        Known hybrids include A. patula X A. uva-ursi, and A. columbiana X A. uvaursi.

Arctostaphylos viscida
Arctostaphylos viscida.
Photo by Wilbur L. Bluhm

A. viscida, Whiteleaf, or White Leaved, Manzanita, matures at 3 to 15 or more feet. It can be found in northern California and southwest Oregon on rocky slopes, and in woodland, chaparral, and coniferous forests at 500 to 6,000 feet.
        Twigs are glabrous or densely fine-glandular-bristly. Leaves are to 2 inches long and nearly as wide, sometimes toothed, sometimes with hairs on leaf edge (ciliate). They are white glaucous, dull, glabrous, or more or less sparsely finely glandular-bristly, papillate, and scabrous. The to ⅓ inch spheric berries are red brown, and glabrous or finely glandular-bristly and sticky.

Wilbur Bluhm is a member of the ARS Willamette Chapter and of the Willamette Valley Chapter, Native Plant Socity of Oregon. He is retired from Oregon State University Extension Service where he was an Extension horticulturist, staff chairman of the office at Salem and now Professor Emeritus.


Volume 60, Number 3
Summer 2006
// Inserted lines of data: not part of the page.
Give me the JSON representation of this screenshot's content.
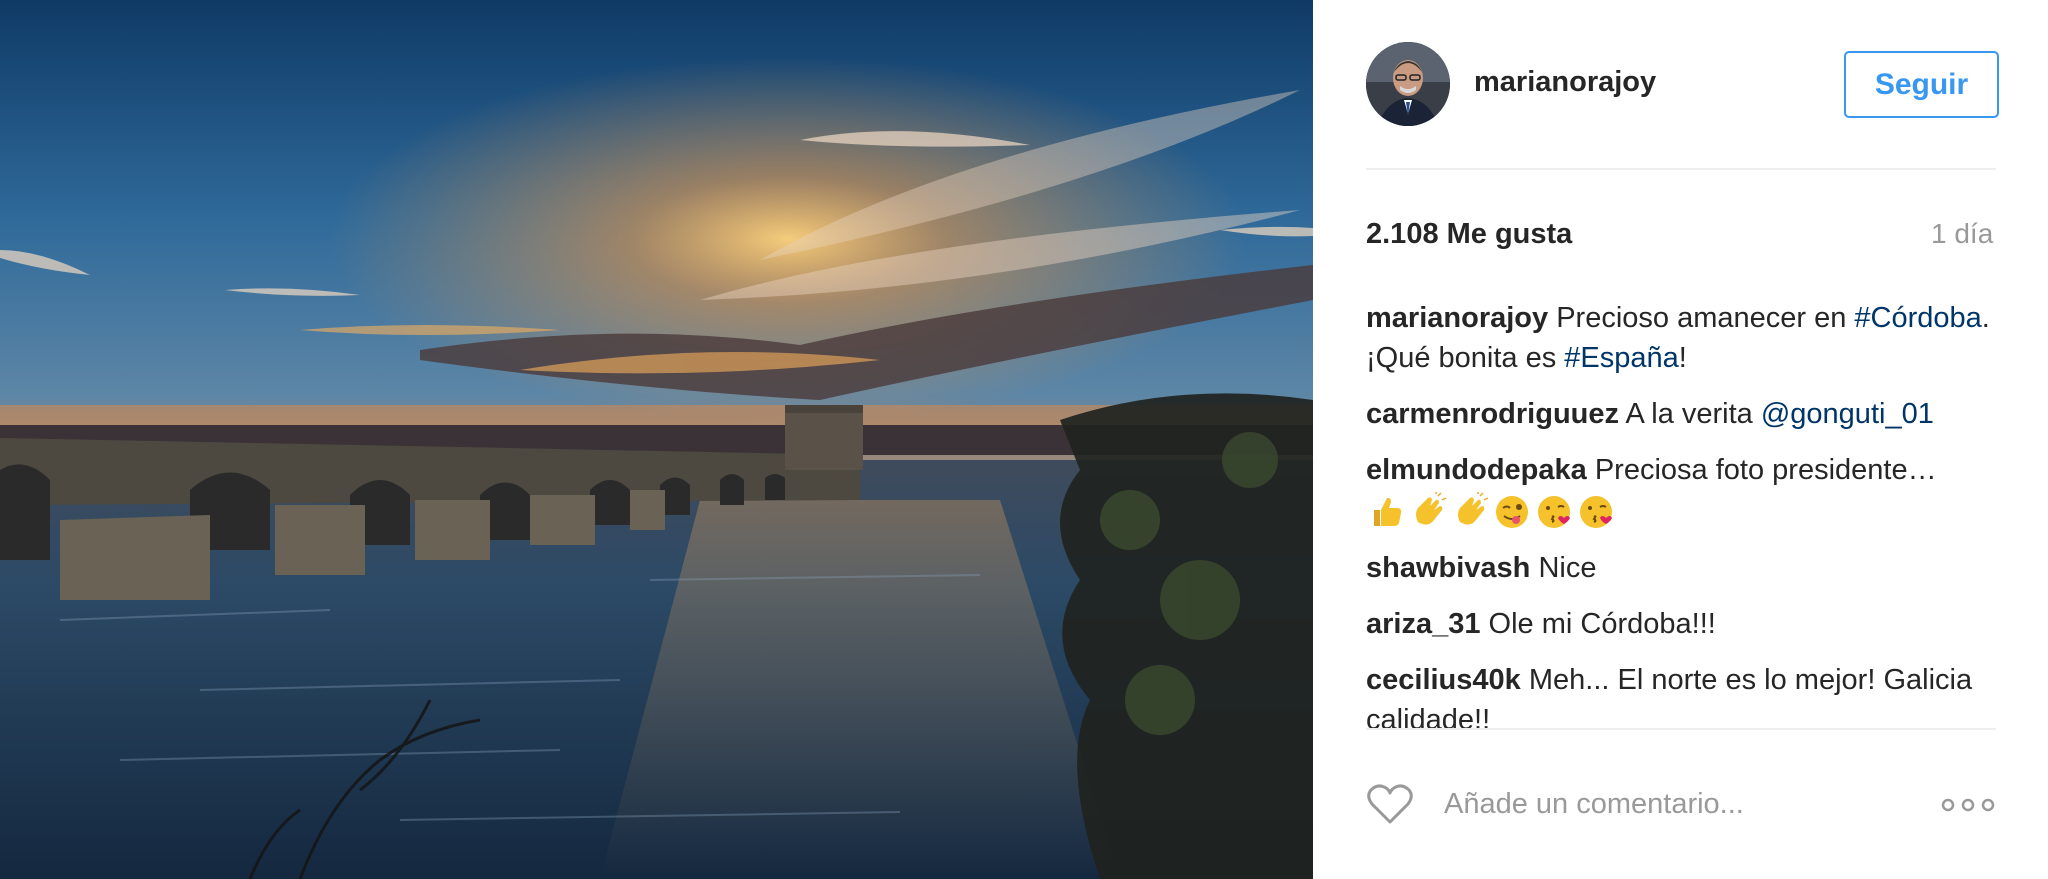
{
  "post": {
    "username": "marianorajoy",
    "follow_label": "Seguir",
    "likes": "2.108 Me gusta",
    "time": "1 día",
    "avatar_icon": "user-avatar",
    "photo_icon": "sunset-bridge-photo"
  },
  "caption": {
    "user": "marianorajoy",
    "text_start": " Precioso amanecer en ",
    "hashtag_1": "#Córdoba",
    "text_middle": ". ¡Qué bonita es ",
    "hashtag_2": "#España",
    "text_end": "!"
  },
  "comments": [
    {
      "user": "carmenrodriguuez",
      "text": " A la verita ",
      "mention": "@gonguti_01"
    },
    {
      "user": "elmundodepaka",
      "text": " Preciosa foto presidente…",
      "emojis": [
        "thumbs-up-icon",
        "clapping-hand-icon",
        "clapping-hand-icon",
        "winking-tongue-face-icon",
        "kissing-face-icon",
        "kissing-face-icon"
      ]
    },
    {
      "user": "shawbivash",
      "text": " Nice"
    },
    {
      "user": "ariza_31",
      "text": " Ole mi Córdoba!!!"
    },
    {
      "user": "cecilius40k",
      "text": " Meh... El norte es lo mejor! Galicia calidade!!"
    }
  ],
  "footer": {
    "placeholder": "Añade un comentario...",
    "like_icon": "heart-icon",
    "more_icon": "more-options-icon"
  },
  "colors": {
    "accent": "#3897f0",
    "link": "#003569",
    "muted": "#999999",
    "text": "#262626",
    "divider": "#efefef"
  }
}
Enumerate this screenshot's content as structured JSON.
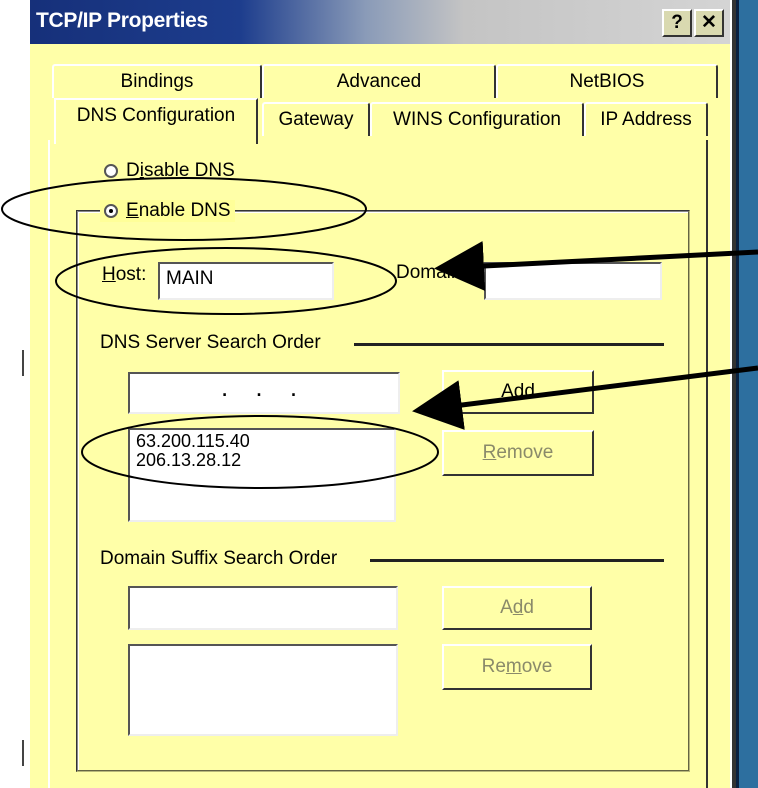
{
  "window": {
    "title": "TCP/IP Properties",
    "help_button": "?",
    "close_button": "✕"
  },
  "tabs": {
    "back_row": [
      "Bindings",
      "Advanced",
      "NetBIOS"
    ],
    "front_row": [
      "DNS Configuration",
      "Gateway",
      "WINS Configuration",
      "IP Address"
    ],
    "active": "DNS Configuration"
  },
  "dns": {
    "disable_pre": "D",
    "disable_accel": "i",
    "disable_post": "sable DNS",
    "enable_accel": "E",
    "enable_post": "nable DNS",
    "selected": "Enable DNS",
    "host_accel": "H",
    "host_post": "ost:",
    "host_value": "MAIN",
    "domain_label": "Domain:",
    "domain_value": ""
  },
  "dns_server_search_order": {
    "heading": "DNS Server Search Order",
    "ip_input": ". . .",
    "add_label": "Add",
    "remove_accel": "R",
    "remove_post": "emove",
    "servers": [
      "63.200.115.40",
      "206.13.28.12"
    ]
  },
  "domain_suffix_search_order": {
    "heading": "Domain Suffix Search Order",
    "suffix_input": "",
    "add_pre": "A",
    "add_accel": "d",
    "add_post": "d",
    "remove_pre": "Re",
    "remove_accel": "m",
    "remove_post": "ove",
    "suffixes": []
  },
  "annotations": {
    "ellipse_color": "#000000",
    "arrow_color": "#000000"
  }
}
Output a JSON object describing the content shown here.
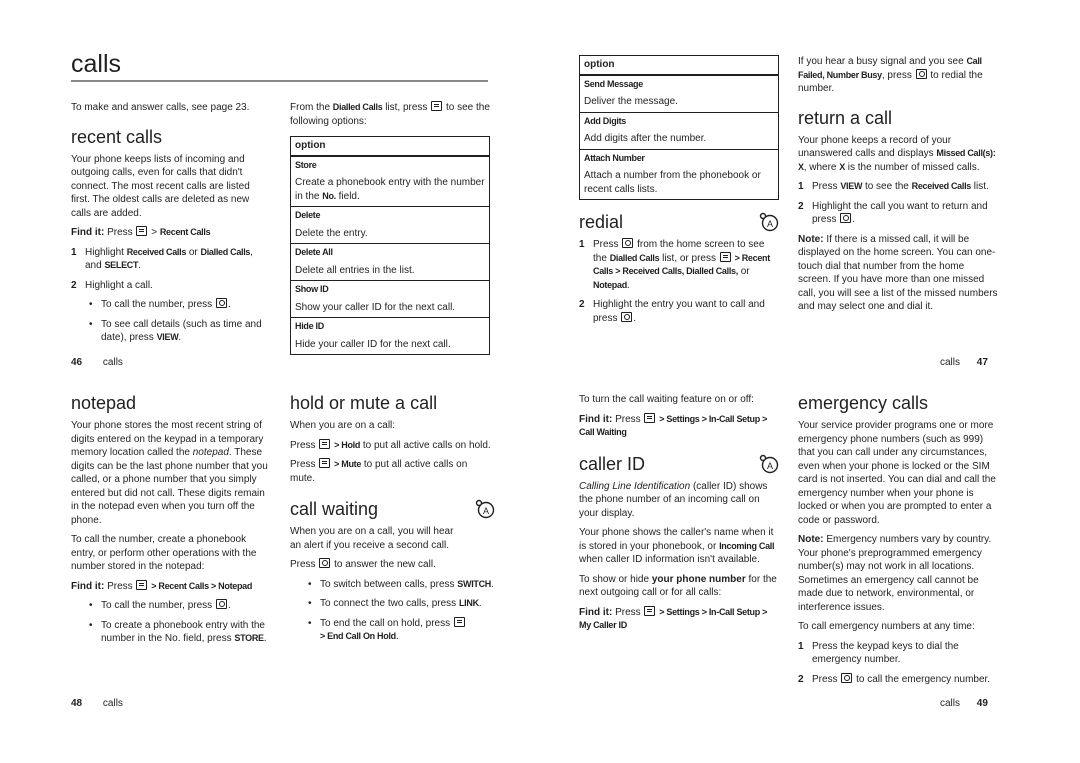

DLA Ejournal Home | JARS Home | Table of Contents for this issue | Search JARS and other ejournals